- Foster spoke about programming the computing continuum – that is, an environment in which sensors, actuators, instruments and computing systems are interconnected and execute reliably. MPI and mechanisms such as MPICH-G represented early work toward achieving this computing continuum, and Globus Flows is a more recent example. But many issues remain; and echoing one of Rusty’s oft-repeated phrases, Foster said that we need more “act anywhere” solutions.
A panel on Runtime and System Software for Future Extreme-Scale Systems, led by Beckman, drew on additional viewpoints on current and future software directions presented by Anshu Dubey (MCS division, Argonne), Mary Hall (University of Utah), Satoshi Matsuoka (RIKEN Center for Computational Science) and Jeff Vetter (Oak Ridge National Laboratory). Multiple future directions on the topics of the panel were discussed, including domain-specific languages (DSLs, now at least a decade old but not yet mainstream), building blocks for DSLs and for runtimes; creation of subsets of DSLs and subsets of languages to combat the bloating of languages such as C++; a continued increase in the already large number of programming languages in use; and the fact that specialized modeling may well be an important approach and AI could help develop and implement the models. Leveraging runtime and system software that is used in much bigger markets than HPC was also suggested as a way forward and the use of LLVM in HPC as an early example of the benefits of such a strategy.
A Tremendous Impact
The symposium concluded with a presentation by Messina summarizing Rusty’s professional career and impact – from his early years at Northern Illinois University in the Mathematics Division, to his position as acting director of the newly formed Computer Science Division, to his joining Argonne and co-directing the ACRF and to his participation in the Argonne Training Program on Extreme Scale Computing until 2019. Messina mentioned Rusty’s impact on applications, notably the FLASH astrophysics code and the Green’s function Monte Carlo code (developed by Pieper) for nuclear physics.

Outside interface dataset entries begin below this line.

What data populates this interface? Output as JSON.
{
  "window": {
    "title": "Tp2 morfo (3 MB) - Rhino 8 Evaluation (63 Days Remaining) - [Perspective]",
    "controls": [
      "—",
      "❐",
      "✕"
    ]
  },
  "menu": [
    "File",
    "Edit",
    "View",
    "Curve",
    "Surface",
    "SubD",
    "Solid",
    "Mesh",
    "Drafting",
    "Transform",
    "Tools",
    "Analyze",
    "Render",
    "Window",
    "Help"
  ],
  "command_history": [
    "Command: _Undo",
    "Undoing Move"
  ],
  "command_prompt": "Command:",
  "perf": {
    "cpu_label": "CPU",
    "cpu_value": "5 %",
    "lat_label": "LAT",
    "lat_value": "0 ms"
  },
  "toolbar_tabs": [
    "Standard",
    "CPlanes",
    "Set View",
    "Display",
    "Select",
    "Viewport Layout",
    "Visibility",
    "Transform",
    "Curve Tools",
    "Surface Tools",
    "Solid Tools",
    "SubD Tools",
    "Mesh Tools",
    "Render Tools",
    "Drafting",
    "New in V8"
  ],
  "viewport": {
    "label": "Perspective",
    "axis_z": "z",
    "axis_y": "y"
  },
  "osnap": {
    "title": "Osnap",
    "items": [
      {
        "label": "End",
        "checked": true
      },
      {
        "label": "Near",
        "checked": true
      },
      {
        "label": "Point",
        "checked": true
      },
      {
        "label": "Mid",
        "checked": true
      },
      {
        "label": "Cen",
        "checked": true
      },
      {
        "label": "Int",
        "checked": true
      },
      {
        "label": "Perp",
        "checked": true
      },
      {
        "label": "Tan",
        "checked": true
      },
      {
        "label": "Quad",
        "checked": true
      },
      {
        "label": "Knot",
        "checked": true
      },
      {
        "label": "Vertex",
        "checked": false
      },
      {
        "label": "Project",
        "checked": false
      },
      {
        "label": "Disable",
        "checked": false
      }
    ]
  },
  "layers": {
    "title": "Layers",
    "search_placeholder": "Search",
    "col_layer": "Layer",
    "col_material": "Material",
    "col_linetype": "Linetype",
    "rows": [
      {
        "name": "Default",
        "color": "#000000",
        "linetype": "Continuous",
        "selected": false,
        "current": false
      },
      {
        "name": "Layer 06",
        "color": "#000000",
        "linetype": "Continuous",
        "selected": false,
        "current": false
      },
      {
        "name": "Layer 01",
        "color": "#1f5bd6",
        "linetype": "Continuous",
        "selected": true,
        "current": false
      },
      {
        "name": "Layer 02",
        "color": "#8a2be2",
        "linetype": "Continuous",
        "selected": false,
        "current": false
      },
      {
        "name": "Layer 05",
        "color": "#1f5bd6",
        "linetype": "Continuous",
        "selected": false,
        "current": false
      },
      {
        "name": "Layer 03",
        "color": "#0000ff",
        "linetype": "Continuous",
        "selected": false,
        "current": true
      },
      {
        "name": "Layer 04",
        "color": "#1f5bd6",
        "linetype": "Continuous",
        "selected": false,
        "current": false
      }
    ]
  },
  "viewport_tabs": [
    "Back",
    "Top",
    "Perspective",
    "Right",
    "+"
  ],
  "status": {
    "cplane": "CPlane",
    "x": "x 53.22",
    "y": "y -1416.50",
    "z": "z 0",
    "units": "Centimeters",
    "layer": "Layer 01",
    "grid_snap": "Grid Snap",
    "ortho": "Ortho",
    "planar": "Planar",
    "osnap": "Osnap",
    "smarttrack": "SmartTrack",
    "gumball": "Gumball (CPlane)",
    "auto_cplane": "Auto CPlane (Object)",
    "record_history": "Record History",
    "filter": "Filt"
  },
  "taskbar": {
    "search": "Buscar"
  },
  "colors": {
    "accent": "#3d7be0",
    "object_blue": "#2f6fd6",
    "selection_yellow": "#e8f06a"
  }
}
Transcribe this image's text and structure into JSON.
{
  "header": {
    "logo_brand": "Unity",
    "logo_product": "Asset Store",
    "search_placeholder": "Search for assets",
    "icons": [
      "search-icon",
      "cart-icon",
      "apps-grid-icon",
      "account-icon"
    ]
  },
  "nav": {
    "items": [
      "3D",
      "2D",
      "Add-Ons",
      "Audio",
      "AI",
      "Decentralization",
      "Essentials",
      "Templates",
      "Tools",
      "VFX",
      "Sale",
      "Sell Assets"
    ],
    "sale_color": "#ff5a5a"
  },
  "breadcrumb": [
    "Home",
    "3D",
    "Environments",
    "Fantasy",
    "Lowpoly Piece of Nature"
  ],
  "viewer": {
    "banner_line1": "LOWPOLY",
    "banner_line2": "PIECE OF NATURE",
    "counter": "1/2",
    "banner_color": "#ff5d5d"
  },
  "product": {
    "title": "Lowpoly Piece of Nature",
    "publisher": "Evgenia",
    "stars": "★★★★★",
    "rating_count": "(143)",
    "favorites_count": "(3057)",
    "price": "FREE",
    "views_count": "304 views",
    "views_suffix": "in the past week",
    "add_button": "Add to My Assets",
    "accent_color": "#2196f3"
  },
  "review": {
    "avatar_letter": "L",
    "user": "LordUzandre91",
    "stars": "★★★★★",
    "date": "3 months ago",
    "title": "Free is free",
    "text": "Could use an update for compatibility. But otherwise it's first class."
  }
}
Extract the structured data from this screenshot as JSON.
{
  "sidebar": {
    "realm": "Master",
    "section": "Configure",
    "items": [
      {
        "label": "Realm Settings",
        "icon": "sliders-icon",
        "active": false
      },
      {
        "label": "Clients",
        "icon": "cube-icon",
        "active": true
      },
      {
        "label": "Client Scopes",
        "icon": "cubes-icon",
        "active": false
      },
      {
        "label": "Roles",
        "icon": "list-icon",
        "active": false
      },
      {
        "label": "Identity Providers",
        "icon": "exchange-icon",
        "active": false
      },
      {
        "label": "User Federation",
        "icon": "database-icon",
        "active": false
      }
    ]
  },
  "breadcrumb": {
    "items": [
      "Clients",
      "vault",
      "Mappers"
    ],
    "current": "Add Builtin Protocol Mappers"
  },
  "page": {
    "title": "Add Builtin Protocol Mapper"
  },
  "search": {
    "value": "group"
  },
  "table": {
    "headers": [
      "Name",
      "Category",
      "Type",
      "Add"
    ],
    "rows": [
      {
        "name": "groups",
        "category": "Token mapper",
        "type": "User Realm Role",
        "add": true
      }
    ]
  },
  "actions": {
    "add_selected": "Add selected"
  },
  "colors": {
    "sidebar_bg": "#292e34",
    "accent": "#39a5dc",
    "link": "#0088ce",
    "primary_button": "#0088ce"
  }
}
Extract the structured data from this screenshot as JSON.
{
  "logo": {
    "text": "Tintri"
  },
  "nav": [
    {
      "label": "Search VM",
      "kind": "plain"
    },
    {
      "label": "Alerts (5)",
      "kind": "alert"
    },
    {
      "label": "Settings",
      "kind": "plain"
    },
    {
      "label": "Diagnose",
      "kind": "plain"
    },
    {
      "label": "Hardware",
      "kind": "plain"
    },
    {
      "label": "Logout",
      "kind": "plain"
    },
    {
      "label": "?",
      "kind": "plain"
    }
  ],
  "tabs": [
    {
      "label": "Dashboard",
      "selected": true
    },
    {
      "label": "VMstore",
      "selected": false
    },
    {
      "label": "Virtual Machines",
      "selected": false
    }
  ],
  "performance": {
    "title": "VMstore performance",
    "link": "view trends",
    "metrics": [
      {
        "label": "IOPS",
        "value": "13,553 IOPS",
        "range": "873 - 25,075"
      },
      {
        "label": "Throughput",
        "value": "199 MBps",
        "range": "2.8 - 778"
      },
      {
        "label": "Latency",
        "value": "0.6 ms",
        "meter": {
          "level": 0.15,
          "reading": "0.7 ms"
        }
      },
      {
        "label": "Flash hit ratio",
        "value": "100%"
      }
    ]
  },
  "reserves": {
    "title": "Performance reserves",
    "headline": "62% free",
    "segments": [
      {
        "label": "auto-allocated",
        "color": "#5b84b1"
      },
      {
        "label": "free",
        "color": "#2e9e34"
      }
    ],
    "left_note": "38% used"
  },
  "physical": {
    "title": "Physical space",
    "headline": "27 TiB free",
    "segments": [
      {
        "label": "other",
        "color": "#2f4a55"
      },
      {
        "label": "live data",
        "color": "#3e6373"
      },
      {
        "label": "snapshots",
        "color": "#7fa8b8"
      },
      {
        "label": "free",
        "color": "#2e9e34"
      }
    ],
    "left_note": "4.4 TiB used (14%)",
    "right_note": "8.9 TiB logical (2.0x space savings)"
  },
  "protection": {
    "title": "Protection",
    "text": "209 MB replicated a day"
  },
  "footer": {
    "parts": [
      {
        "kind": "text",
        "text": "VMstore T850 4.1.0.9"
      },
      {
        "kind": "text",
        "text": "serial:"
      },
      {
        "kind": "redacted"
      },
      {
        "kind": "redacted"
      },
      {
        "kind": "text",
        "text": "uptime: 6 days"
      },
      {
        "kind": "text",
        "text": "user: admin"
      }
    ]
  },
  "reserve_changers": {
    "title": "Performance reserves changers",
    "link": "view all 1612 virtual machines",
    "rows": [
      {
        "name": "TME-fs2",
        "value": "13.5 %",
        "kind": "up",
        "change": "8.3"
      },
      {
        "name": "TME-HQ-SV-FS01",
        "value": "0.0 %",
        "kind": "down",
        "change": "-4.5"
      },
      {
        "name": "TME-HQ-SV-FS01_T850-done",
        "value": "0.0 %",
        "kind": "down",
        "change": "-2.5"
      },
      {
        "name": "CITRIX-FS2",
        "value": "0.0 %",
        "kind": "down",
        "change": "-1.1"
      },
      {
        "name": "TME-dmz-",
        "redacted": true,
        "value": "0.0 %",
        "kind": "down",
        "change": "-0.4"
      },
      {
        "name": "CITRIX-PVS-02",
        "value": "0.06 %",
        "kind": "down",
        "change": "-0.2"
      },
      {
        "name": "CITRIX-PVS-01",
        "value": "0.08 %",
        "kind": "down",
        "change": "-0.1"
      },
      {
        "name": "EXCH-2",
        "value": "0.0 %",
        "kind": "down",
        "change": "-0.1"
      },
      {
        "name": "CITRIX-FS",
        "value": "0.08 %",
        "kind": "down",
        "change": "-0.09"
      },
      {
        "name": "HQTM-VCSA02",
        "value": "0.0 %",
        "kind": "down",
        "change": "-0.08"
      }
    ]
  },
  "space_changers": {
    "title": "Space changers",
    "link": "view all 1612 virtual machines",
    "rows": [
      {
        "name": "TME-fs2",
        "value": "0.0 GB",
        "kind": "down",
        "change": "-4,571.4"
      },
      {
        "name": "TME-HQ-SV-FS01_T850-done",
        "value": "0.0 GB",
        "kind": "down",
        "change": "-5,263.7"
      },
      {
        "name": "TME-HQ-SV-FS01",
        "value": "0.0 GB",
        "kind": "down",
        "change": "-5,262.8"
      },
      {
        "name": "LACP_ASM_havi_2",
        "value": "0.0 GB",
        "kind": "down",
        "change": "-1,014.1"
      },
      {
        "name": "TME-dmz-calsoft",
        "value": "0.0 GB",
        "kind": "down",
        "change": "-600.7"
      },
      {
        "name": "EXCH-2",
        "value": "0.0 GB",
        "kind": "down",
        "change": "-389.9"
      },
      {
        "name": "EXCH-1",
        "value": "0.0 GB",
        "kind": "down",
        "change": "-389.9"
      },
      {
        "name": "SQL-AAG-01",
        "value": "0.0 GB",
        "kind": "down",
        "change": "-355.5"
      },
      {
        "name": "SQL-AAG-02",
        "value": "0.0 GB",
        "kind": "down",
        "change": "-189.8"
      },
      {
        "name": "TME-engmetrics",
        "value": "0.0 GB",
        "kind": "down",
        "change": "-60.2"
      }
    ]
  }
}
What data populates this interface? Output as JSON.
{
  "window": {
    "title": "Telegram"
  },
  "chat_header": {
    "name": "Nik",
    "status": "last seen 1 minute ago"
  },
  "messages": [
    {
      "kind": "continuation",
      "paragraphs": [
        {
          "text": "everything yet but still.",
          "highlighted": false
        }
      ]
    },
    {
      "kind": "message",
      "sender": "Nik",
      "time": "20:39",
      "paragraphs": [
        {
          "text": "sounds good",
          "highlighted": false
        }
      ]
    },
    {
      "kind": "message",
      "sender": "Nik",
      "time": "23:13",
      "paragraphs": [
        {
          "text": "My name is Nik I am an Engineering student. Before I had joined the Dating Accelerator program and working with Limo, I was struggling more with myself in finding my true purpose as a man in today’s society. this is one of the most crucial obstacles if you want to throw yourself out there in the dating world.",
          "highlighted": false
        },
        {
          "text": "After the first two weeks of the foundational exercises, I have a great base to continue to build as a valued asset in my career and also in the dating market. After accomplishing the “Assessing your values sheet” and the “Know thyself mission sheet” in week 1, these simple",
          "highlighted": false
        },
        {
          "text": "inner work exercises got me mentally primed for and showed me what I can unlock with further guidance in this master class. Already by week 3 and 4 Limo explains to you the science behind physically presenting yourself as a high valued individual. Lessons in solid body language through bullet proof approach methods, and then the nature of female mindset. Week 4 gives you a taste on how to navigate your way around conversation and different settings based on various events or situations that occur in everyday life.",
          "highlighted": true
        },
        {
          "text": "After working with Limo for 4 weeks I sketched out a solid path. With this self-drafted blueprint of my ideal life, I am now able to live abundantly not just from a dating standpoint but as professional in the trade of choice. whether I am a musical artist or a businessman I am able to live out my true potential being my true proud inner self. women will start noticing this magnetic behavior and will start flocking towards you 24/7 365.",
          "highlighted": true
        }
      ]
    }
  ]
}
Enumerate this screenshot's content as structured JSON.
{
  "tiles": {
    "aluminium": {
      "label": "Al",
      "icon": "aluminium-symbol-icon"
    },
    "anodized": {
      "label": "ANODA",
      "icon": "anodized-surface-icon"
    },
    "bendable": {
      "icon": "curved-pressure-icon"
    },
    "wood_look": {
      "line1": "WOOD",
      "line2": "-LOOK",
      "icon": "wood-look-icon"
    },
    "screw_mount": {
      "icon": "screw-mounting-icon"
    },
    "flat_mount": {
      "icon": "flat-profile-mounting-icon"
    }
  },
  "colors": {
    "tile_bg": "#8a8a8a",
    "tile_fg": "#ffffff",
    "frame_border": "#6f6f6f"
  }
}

He listed Rusty’s enormous output of publications and presentations that made parallel programming and MPI a success. And he cited Rusty’s impact through management roles and external professional activities. But most impressive were the pages and pages Messina had collected of the names of people that Rusty collaborated with, mentored, and influenced (numbering over 300).
During the “open mic” session at the symposium dinner, Matsuoka cited an additional impact of Rusty’s work. Matsuoka noted that during the COVID pandemic many of the world’s most powerful computers were used to glean essential information about the spread of the virus, such as that its transmission was airborne and masks could mitigate its spread, and to use models to replicate real-life situations. The knowledge gained was used to combat the transmission of the virus. Those simulations saved millions of lives and allowed society to function. The simulations would not have been possible without the ability to scale simulations to extent they are today thanks to the work of Rusty and others. Therefore, the HPC community and Rusty, in particular, should be credited for saving millions of lives, Matsuoka said.
Messina’s last slide had only five words: “Is Today a Good Day?” Rusty was known for his large collection of coffee mugs, and these were the same words printed on the coffee mug that each symposium participant received. The saying was a favorite of Rusty’s and was always an implicit invitation to get together and discuss anything from the future of high-performance computing to the next party.
Symposium slides and photos are available here.